- cholesterol absorption inhibitors to prevent your small intestines from absorbing cholesterol and releasing it into your bloodstream
- injectable medications that cause your liver to absorb more LDL cholesterol
Medications and supplements to reduce triglyceride levels may also be used such as niacin (Niacor), omega-3 fatty acids, and fibrates.
The American Heart Association recommends eating these foods to help reduce total cholesterol and increase HDL:
- a range of fruits and vegetables
- whole grains
- skinless poultry, lean pork, and lean red meat
- baked or grilled fatty fish such as salmon, tuna, or sardines
- unsalted seeds, nuts, and legumes
- vegetable or olive oils
These foods may increase LDL cholesterol and should be avoided or rarely eaten:
- untrimmed red meat
- fried foods
- baked goods made with trans fats or saturated fats
- full-fat dairy products
- foods with hydrogenated oils
- tropical oils
High cholesterol can be concerning. But in most cases it’s a warning signal.
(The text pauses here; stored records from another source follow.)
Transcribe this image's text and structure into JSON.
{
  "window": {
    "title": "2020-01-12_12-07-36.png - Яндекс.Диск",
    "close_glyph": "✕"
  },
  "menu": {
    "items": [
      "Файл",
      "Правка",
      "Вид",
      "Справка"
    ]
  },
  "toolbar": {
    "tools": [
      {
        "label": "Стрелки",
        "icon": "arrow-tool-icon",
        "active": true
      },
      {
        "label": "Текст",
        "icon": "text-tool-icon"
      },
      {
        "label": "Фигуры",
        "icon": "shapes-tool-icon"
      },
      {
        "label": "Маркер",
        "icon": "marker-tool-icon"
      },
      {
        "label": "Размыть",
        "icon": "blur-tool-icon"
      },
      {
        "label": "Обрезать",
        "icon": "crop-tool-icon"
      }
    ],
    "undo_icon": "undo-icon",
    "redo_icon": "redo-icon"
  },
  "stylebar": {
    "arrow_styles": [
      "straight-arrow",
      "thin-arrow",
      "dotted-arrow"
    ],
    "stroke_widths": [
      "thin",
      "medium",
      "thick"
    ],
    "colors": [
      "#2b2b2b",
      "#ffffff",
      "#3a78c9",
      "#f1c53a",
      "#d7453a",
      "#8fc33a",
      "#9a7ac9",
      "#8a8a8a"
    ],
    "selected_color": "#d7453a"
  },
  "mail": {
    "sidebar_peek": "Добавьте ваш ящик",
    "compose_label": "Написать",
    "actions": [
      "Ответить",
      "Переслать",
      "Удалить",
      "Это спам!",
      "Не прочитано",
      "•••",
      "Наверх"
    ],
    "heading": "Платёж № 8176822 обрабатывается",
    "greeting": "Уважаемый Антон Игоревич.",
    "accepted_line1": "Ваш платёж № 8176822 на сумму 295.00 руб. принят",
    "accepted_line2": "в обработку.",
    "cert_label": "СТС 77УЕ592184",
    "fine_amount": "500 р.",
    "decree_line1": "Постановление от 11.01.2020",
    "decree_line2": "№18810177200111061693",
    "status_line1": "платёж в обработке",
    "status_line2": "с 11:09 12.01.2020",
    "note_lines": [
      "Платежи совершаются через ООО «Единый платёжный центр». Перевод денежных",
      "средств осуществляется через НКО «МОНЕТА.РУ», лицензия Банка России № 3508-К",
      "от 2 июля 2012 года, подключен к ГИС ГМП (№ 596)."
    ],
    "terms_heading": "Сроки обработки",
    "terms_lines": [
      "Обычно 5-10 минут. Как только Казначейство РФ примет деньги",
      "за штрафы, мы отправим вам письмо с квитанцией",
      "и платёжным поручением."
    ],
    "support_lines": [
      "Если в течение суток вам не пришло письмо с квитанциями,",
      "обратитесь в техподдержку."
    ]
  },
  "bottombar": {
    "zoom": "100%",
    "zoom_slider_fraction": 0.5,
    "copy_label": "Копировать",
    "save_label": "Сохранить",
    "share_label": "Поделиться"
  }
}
Being diagnosed with high cholesterol doesn’t mean you’ll develop heart disease or have a stroke, but it should still be taken seriously.
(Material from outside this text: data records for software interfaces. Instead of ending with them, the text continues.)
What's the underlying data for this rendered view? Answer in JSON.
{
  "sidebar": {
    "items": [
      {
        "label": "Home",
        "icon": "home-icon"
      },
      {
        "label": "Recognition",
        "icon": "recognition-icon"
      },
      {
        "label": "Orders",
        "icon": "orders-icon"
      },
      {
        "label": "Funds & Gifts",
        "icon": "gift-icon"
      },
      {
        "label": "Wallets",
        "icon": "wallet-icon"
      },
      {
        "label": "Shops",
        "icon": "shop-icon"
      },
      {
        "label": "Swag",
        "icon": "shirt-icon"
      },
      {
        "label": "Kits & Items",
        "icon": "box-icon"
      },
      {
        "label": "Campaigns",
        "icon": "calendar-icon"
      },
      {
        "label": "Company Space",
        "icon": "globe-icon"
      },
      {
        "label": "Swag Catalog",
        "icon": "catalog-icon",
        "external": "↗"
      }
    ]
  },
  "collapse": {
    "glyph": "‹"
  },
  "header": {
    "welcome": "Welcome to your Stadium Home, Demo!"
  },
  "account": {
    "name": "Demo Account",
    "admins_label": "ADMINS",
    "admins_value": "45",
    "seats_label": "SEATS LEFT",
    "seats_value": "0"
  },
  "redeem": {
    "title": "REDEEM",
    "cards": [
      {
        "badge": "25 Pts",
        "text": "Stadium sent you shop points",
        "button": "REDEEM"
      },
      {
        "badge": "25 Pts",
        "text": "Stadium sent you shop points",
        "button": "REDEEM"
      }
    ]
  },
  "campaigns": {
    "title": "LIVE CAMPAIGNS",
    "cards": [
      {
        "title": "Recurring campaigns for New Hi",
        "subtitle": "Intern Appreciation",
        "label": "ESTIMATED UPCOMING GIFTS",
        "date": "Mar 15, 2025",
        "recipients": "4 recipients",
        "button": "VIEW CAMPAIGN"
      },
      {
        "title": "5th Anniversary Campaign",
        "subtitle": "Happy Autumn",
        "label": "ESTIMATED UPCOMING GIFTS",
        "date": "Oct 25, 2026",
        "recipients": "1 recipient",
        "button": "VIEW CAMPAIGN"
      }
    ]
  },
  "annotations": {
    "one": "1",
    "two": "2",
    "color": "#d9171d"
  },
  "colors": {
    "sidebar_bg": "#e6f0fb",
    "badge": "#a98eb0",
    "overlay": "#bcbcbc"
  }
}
If you have high cholesterol and act to reduce it, your risk of heart disease and stroke will most likely decrease. Lifestyle steps that help reduce cholesterol also support your overall health.
You’re never too young to start thinking about preventing high cholesterol. Eating a healthy diet is an important first step. Here are some changes you can make today:
- Swap traditional pasta with whole wheat pasta, and white rice with brown rice.
- Dress salads with olive oil and a splash of lemon juice instead of high-fat salad dressings.
- Eat more fish. Aim for at least two servings of fish a week.
- Swap soda or fruit juice with seltzer water or plain water flavored with fresh fruit slices.
- Bake meat and poultry instead of frying meats.
- Use low-fat Greek yogurt instead of sour cream. Greek yogurt has a similar tart flavor.
- Opt for whole-grain cereals instead of sugar-laden varieties. Try topping them with cinnamon instead of sugar.
Exercise may also have a positive impact on your cholesterol levels. If you’re sedentary most of the day, move more. If you work at a desk, set an alarm on your cellphone or computer, or get a fitness tracker to remind you to get up and move for five minutes each hour. Try to fit in at least 30 minutes of exercise daily. Walking, swimming, or riding a bike are great options.
If you’re a smoker, talk to your doctor about how to stop. Smoking increases your risk of not only high cholesterol, high blood pressure, and heart disease, but also many types of cancer.
If you don’t know your cholesterol numbers, ask your doctor about getting tested, especially if you have a family history of high cholesterol or heart disease. The earlier you know your cholesterol numbers, the sooner you can take steps to manage them.